_Instructions for the task_
Go through the lines below and copy any that hold the string "date".

_Data_
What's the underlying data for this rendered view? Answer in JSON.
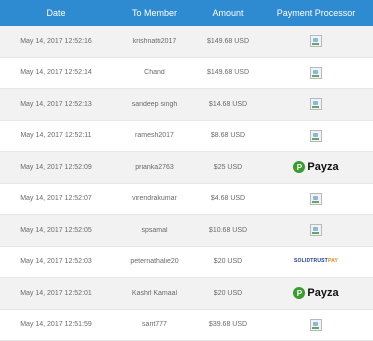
{
  "headers": {
    "date": "Date",
    "member": "To Member",
    "amount": "Amount",
    "processor": "Payment Processor"
  },
  "rows": [
    {
      "date": "May 14, 2017 12:52:16",
      "member": "krishnatti2017",
      "amount": "$149.68 USD",
      "processor": "broken-image-icon"
    },
    {
      "date": "May 14, 2017 12:52:14",
      "member": "Chand",
      "amount": "$149.68 USD",
      "processor": "broken-image-icon"
    },
    {
      "date": "May 14, 2017 12:52:13",
      "member": "sandeep singh",
      "amount": "$14.68 USD",
      "processor": "broken-image-icon"
    },
    {
      "date": "May 14, 2017 12:52:11",
      "member": "ramesh2017",
      "amount": "$8.68 USD",
      "processor": "broken-image-icon"
    },
    {
      "date": "May 14, 2017 12:52:09",
      "member": "prianka2763",
      "amount": "$25 USD",
      "processor": "payza-logo",
      "logo_text": "Payza"
    },
    {
      "date": "May 14, 2017 12:52:07",
      "member": "virendrakumar",
      "amount": "$4.68 USD",
      "processor": "broken-image-icon"
    },
    {
      "date": "May 14, 2017 12:52:05",
      "member": "spsamal",
      "amount": "$10.68 USD",
      "processor": "broken-image-icon"
    },
    {
      "date": "May 14, 2017 12:52:03",
      "member": "peternathalie20",
      "amount": "$20 USD",
      "processor": "solidtrustpay-logo",
      "logo_text": "SOLIDTRUSTPAY"
    },
    {
      "date": "May 14, 2017 12:52:01",
      "member": "Kashif Kamaal",
      "amount": "$20 USD",
      "processor": "payza-logo",
      "logo_text": "Payza"
    },
    {
      "date": "May 14, 2017 12:51:59",
      "member": "sarit777",
      "amount": "$39.68 USD",
      "processor": "broken-image-icon"
    }
  ],
  "colors": {
    "header_bg": "#2e8ad1",
    "header_text": "#ffffff",
    "alt_row_bg": "#f2f2f2",
    "payza_green": "#3a9c2e"
  }
}
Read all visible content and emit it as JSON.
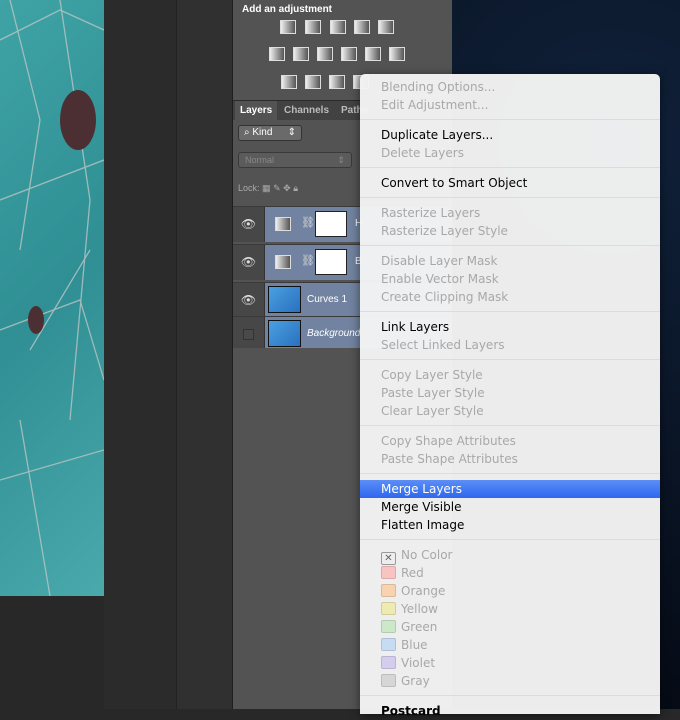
{
  "adjustments": {
    "title": "Add an adjustment"
  },
  "layers_panel": {
    "tabs": [
      {
        "label": "Layers"
      },
      {
        "label": "Channels"
      },
      {
        "label": "Paths"
      }
    ],
    "filter_kind": "Kind",
    "blend_mode": "Normal",
    "lock_label": "Lock:",
    "layers": [
      {
        "name": "H",
        "visible": true,
        "type": "adjustment"
      },
      {
        "name": "B",
        "visible": true,
        "type": "adjustment"
      },
      {
        "name": "Curves 1",
        "visible": true,
        "type": "pixel"
      },
      {
        "name": "Background",
        "visible": false,
        "type": "pixel"
      }
    ]
  },
  "context_menu": {
    "groups": [
      [
        {
          "label": "Blending Options...",
          "enabled": false
        },
        {
          "label": "Edit Adjustment...",
          "enabled": false
        }
      ],
      [
        {
          "label": "Duplicate Layers...",
          "enabled": true
        },
        {
          "label": "Delete Layers",
          "enabled": false
        }
      ],
      [
        {
          "label": "Convert to Smart Object",
          "enabled": true
        }
      ],
      [
        {
          "label": "Rasterize Layers",
          "enabled": false
        },
        {
          "label": "Rasterize Layer Style",
          "enabled": false
        }
      ],
      [
        {
          "label": "Disable Layer Mask",
          "enabled": false
        },
        {
          "label": "Enable Vector Mask",
          "enabled": false
        },
        {
          "label": "Create Clipping Mask",
          "enabled": false
        }
      ],
      [
        {
          "label": "Link Layers",
          "enabled": true
        },
        {
          "label": "Select Linked Layers",
          "enabled": false
        }
      ],
      [
        {
          "label": "Copy Layer Style",
          "enabled": false
        },
        {
          "label": "Paste Layer Style",
          "enabled": false
        },
        {
          "label": "Clear Layer Style",
          "enabled": false
        }
      ],
      [
        {
          "label": "Copy Shape Attributes",
          "enabled": false
        },
        {
          "label": "Paste Shape Attributes",
          "enabled": false
        }
      ],
      [
        {
          "label": "Merge Layers",
          "enabled": true,
          "highlighted": true
        },
        {
          "label": "Merge Visible",
          "enabled": true
        },
        {
          "label": "Flatten Image",
          "enabled": true
        }
      ]
    ],
    "colors": [
      {
        "label": "No Color",
        "color": null
      },
      {
        "label": "Red",
        "color": "#f8c4c2"
      },
      {
        "label": "Orange",
        "color": "#f7d3b0"
      },
      {
        "label": "Yellow",
        "color": "#eeeab2"
      },
      {
        "label": "Green",
        "color": "#cde8c8"
      },
      {
        "label": "Blue",
        "color": "#c6dcf3"
      },
      {
        "label": "Violet",
        "color": "#d5cdee"
      },
      {
        "label": "Gray",
        "color": "#d6d6d6"
      }
    ],
    "last_item": "Postcard"
  }
}
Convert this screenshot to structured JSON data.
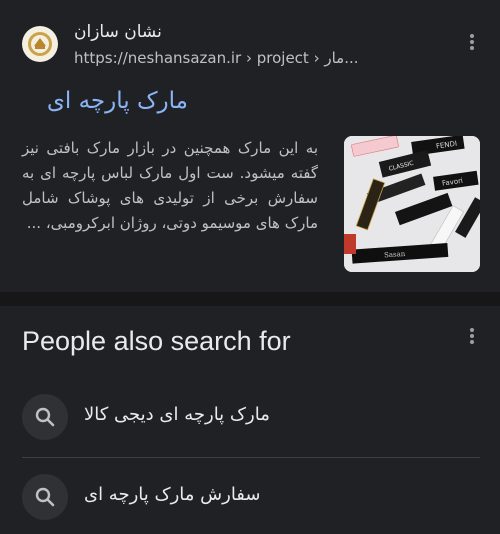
{
  "result": {
    "site_name": "نشان سازان",
    "url_domain": "https://neshansazan.ir",
    "url_path": " › project › مار...",
    "title": "مارک پارچه ای",
    "snippet": "به این مارک همچنین در بازار مارک بافتی نیز گفته میشود. ست اول مارک لباس پارچه ای به سفارش برخی از تولیدی های پوشاک شامل مارک های موسیمو دوتی، روژان ابرکرومبی، ...",
    "thumbnail_labels": [
      "CLASSIC",
      "FENDI",
      "Favori",
      "Sasan"
    ]
  },
  "people_also_search": {
    "heading": "People also search for",
    "items": [
      {
        "text": "مارک پارچه ای دیجی کالا"
      },
      {
        "text": "سفارش مارک پارچه ای"
      }
    ]
  },
  "colors": {
    "background": "#202124",
    "link": "#8ab4f8",
    "text": "#e8eaed",
    "muted": "#bdc1c6"
  },
  "icons": {
    "menu": "more-vert-icon",
    "search": "search-icon"
  }
}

_Response below_
    "date": "Date",
      "date": "May 14, 2017 12:52:16",
      "date": "May 14, 2017 12:52:14",
      "date": "May 14, 2017 12:52:13",
      "date": "May 14, 2017 12:52:11",
      "date": "May 14, 2017 12:52:09",
      "date": "May 14, 2017 12:52:07",
      "date": "May 14, 2017 12:52:05",
      "date": "May 14, 2017 12:52:03",
      "date": "May 14, 2017 12:52:01",
      "date": "May 14, 2017 12:51:59",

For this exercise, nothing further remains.